What to work on ▸ Pick out each line with the word "title" from the material that follows.

[Start of Attachment]

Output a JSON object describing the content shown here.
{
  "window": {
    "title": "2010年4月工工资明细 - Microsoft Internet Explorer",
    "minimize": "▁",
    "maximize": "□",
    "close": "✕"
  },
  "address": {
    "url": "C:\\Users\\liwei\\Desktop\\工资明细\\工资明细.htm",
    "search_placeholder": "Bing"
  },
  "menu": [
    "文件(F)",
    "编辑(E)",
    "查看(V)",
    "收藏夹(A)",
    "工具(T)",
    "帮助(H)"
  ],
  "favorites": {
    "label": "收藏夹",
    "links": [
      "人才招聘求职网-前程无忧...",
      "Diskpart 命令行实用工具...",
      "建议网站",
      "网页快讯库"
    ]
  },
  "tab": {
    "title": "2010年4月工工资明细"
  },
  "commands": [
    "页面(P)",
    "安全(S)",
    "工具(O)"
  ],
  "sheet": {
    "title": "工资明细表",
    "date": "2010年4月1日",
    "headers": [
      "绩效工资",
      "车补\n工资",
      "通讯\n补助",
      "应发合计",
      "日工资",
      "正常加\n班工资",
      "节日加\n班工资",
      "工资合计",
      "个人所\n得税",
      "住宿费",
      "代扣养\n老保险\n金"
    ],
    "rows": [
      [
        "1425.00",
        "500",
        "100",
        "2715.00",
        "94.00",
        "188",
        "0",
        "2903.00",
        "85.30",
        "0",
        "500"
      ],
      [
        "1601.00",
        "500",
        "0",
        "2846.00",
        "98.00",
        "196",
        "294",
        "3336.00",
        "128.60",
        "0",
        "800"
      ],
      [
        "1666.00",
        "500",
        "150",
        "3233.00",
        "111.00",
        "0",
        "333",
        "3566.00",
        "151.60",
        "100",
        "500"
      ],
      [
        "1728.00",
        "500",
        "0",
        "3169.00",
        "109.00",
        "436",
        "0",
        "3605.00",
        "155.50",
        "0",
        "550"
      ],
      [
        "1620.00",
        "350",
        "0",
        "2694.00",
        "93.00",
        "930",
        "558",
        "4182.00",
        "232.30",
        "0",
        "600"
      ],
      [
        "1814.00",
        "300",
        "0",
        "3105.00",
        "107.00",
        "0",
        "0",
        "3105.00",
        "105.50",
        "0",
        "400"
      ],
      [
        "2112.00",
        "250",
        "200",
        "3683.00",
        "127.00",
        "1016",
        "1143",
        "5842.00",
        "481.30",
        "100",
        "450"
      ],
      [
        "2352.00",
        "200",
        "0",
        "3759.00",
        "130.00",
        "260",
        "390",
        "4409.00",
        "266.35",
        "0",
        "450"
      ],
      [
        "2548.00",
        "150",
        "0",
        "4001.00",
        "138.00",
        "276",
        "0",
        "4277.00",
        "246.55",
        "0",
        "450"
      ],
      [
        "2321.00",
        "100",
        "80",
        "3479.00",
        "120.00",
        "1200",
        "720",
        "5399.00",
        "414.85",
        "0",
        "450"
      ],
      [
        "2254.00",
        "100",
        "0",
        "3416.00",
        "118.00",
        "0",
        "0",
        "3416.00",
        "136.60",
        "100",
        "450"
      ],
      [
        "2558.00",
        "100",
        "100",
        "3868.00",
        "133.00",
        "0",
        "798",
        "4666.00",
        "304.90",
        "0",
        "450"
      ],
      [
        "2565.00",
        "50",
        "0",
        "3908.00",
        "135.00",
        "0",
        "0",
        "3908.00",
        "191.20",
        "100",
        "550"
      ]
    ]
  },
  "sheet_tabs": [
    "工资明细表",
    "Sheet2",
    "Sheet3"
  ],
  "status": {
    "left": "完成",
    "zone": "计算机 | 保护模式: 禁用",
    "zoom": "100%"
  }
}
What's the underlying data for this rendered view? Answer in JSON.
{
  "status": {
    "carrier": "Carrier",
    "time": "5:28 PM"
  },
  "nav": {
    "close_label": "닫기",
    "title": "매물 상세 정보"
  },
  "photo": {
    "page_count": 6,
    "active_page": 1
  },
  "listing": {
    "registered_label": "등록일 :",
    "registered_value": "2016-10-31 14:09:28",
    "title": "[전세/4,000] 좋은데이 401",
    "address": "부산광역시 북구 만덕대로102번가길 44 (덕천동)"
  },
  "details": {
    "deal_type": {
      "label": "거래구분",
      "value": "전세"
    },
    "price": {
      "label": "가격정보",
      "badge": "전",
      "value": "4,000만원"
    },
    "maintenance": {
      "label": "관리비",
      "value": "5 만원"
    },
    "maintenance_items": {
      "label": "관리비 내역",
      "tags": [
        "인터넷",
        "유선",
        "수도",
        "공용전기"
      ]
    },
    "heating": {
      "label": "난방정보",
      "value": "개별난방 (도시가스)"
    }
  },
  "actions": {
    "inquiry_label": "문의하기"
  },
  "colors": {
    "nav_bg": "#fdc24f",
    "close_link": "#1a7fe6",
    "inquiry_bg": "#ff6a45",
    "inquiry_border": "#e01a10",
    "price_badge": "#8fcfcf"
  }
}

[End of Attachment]

Answer section ▸
    "title": "2010年4月工工资明细 - Microsoft Internet Explorer",
    "title": "2010年4月工工资明细"
    "title": "工资明细表",
    "title": "매물 상세 정보"
    "title": "[전세/4,000] 좋은데이 401",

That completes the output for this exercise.